Mitt Romney condemned President Obama on Friday for showing insufficient pride in America in a foreign policy address at The Citadel, a South Carolina military academy.
“I believe we are an exceptional country with a unique destiny and role in the world,” Romney said. “Not exceptional, as the President has derisively said, in the way that the British think Great Britain is exceptional or the Greeks think Greece is exceptional. In Barack Obama’s profoundly mistaken view, there is nothing unique about the United States.”
For the most part, however, the speech was more concerned with laying out a world tour of America’s coming foreign policy challenges, from a rising China to a shaky and uncertain mission in Afghanistan. But aside for a concrete call to expand the Navy and explicit opposition to defense cuts, he largely kept his options open.
On Afghanistan, he promised “a full review of our transition to the Afghan military to secure that nation’s sovereignty from the tyranny of the Taliban,” but that was about it. Romney has been dinged by Democratic and Republican opponents alike recently for hitting both rhetorical sides of the debate over the war: in one debate he said that “One lesson we’ve learned in Afghanistan is that Americans cannot fight another nation’s war of independence,” before his campaign clarified that he would base his decisions on reports from the commanders on the ground.
Regarding America’s place in the world’s international institutions, Romney both reassured the audience that the USA would always be out in front, but also played up the importance of its alliances:
[T]he United States will exercise leadership in multilateral organizations and alliances. American leadership lends credibility and breeds faith in the ultimate success of any action, and attracts full participation from other nations. American leadership will also focus multilateral institutions like the United Nations on achieving the substantive goals of democracy and human rights enshrined in their charters. Too often, these bodies prize the act of negotiating over the outcome to be reached. And shamefully, they can become forums for the tantrums of tyrants and the airing of the world’s most ancient of prejudices: anti-Semitism. The United States must fight to return these bodies to their proper role. But know this: while America should work with other nations, we always reserve the right to act alone to protect our vital national interests.
In a briefing with reporters ahead of the speech, one Romney advisor said that he would place a strong emphasis on soft power — the nation’s ability to influence policy through its cultural, institutional and diplomatic strengths — in addition to military might.

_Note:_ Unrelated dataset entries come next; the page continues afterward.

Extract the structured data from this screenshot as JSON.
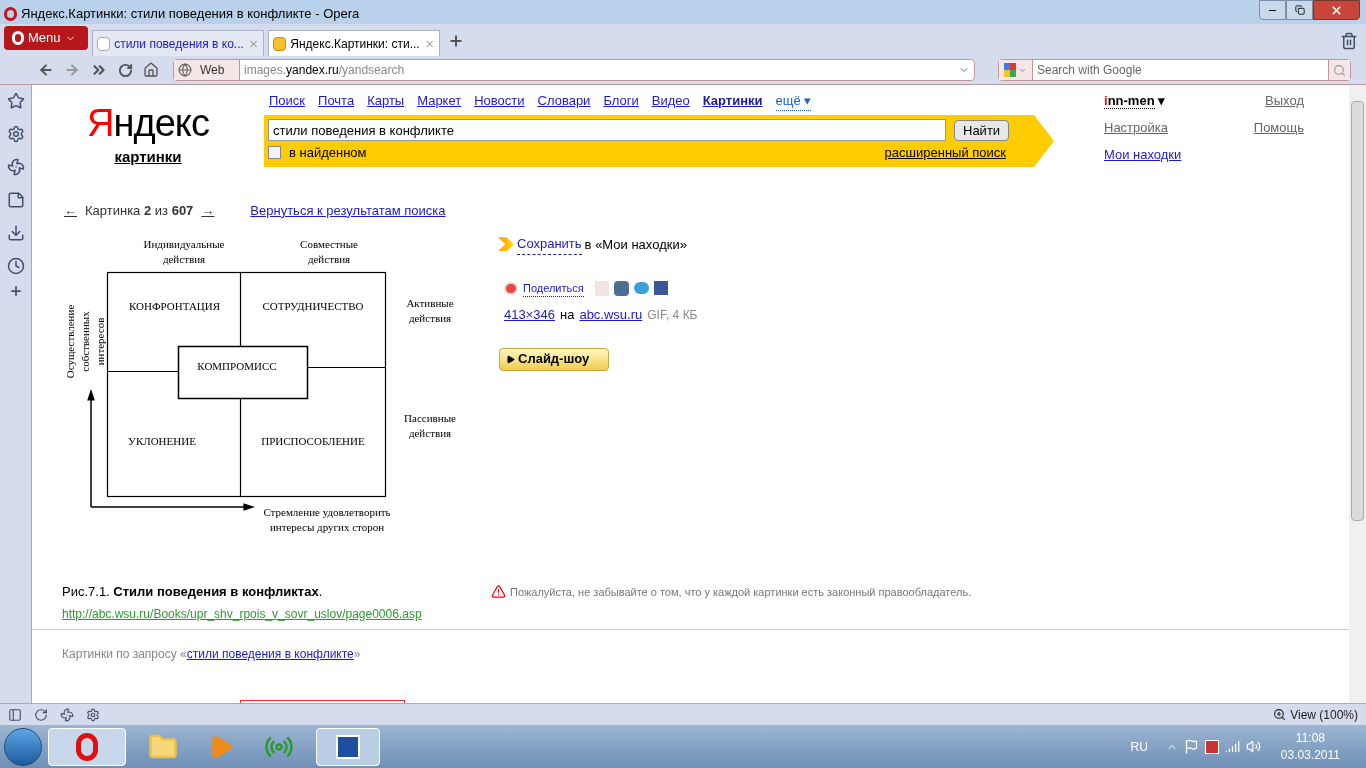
{
  "window": {
    "title": "Яндекс.Картинки: стили поведения в конфликте - Opera"
  },
  "browser": {
    "menu_label": "Menu",
    "tabs": [
      {
        "label": "стили поведения в ко...",
        "selected": false
      },
      {
        "label": "Яндекс.Картинки: сти...",
        "selected": true
      }
    ],
    "address": {
      "scheme_label": "Web",
      "host_prefix": "images.",
      "host": "yandex.ru",
      "path": "/yandsearch"
    },
    "search": {
      "placeholder": "Search with Google"
    },
    "status": {
      "zoom": "View (100%)"
    }
  },
  "header": {
    "logo": {
      "first": "Я",
      "rest": "ндекс"
    },
    "service": "картинки",
    "nav": [
      {
        "label": "Поиск",
        "selected": false
      },
      {
        "label": "Почта",
        "selected": false
      },
      {
        "label": "Карты",
        "selected": false
      },
      {
        "label": "Маркет",
        "selected": false
      },
      {
        "label": "Новости",
        "selected": false
      },
      {
        "label": "Словари",
        "selected": false
      },
      {
        "label": "Блоги",
        "selected": false
      },
      {
        "label": "Видео",
        "selected": false
      },
      {
        "label": "Картинки",
        "selected": true
      }
    ],
    "more": "ещё ▾",
    "query": "стили поведения в конфликте",
    "search_button": "Найти",
    "in_found": {
      "label": "в найденном",
      "checked": false
    },
    "advanced": "расширенный поиск",
    "user": {
      "first": "i",
      "rest": "nn-men",
      "caret": "▾"
    },
    "user_links": [
      "Выход",
      "Настройка",
      "Помощь",
      "Мои находки"
    ]
  },
  "pager": {
    "prev": "←",
    "text": "Картинка **2** из **607**",
    "next": "→",
    "back": "Вернуться к результатам поиска"
  },
  "diagram": {
    "top_left": "Индивидуальные действия",
    "top_right": "Совместные действия",
    "y_axis": "Осуществление собственных интересов",
    "cells": [
      "КОНФРОНТАЦИЯ",
      "СОТРУДНИЧЕСТВО",
      "УКЛОНЕНИЕ",
      "ПРИСПОСОБЛЕНИЕ"
    ],
    "center": "КОМПРОМИСС",
    "right_top": "Активные действия",
    "right_bottom": "Пассивные действия",
    "x_axis": "Стремление удовлетворить интересы других сторон"
  },
  "actions": {
    "save": "Сохранить",
    "save_rest": "в «Мои находки»",
    "share": "Поделиться",
    "size": "413×346",
    "on": "на",
    "site": "abc.wsu.ru",
    "format": "GIF, 4 КБ",
    "slideshow": "Слайд-шоу"
  },
  "caption": {
    "text": "Рис.7.1. **Стили поведения в конфликтах**.",
    "url": "http://abc.wsu.ru/Books/upr_shv_rpois_v_sovr_uslov/page0006.asp"
  },
  "notice": "Пожалуйста, не забывайте о том, что у каждой картинки есть законный правообладатель.",
  "footer": {
    "prefix": "Картинки по запросу «",
    "query": "стили поведения в конфликте",
    "suffix": "»"
  },
  "taskbar": {
    "lang": "RU",
    "time": "11:08",
    "date": "03.03.2011"
  }
}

Democrats quickly seized on Romney’s speech to tie him to President Bush, passing around a video clip on CNN in which reporters compared the two and noted Romney has many advisors who served in the last Republican administration. Asked before the speech how Romney’s approach might stack up compared to Bush, the same Romney advisor replied that they “don’t know if it’s a departure in policy,” but that Romney’s would be inherently different because he was dealing with a Middle East characterized by protest movements and new regimes.
Romney’s speech addressed the Arab Spring directly: he pledged to appoint an administration official “with the authority and accountability necessary to train all our soft power resources on ensuring that the Arab Spring does not fade into a long winter.” His open support for the uprisings in the Middle East are not shared by the entire Republican field: Michele Bachmann, for example, has condemned President Obama for not doing more to stop them.
Romney, who has surprised observers with some very tough rhetoric against China’s trade policies lately, spent less time discussing the country on Friday. But he did warn of the possibility of a China several years in the future “intimidating their neighbors, brushing aside an inferior American Navy in the Pacific, and building a global alliance of authoritarian states?”
Ben Labolt, spokesman for Obama’s re-election campaign, criticized Romney afterwards for failing to mention Al-Qaeda in his speech, taking the opportunity to highlight the administration’s recent successes against the terrorist organization.
“Governor Romney raised real questions about his capacity to lead this country and wage the fight against terrorism,” LaBolt said. “He didn’t outline a strategy to strengthen America’s security and promote our interests and didn’t even identify defeating al Qaeda as a goal. President Obama has degraded al Qaeda and dealt huge blows to its leadership, including eliminating Osama Bin Laden, ended the war in Iraq, promoted our security in Afghanistan while winding down our commitment in a responsible way and strengthened American leadership around the world. Governor Romney proves once again that he is willing to say anything, regardless of the facts, to get elected.”
Benjy Sarlin is a reporter for Talking Points Memo and co-writes the campaign blog, TPM2012. He previously reported for The Daily Beast/Newsweek as their Washington Correspondent and covered local politics for the New York Sun.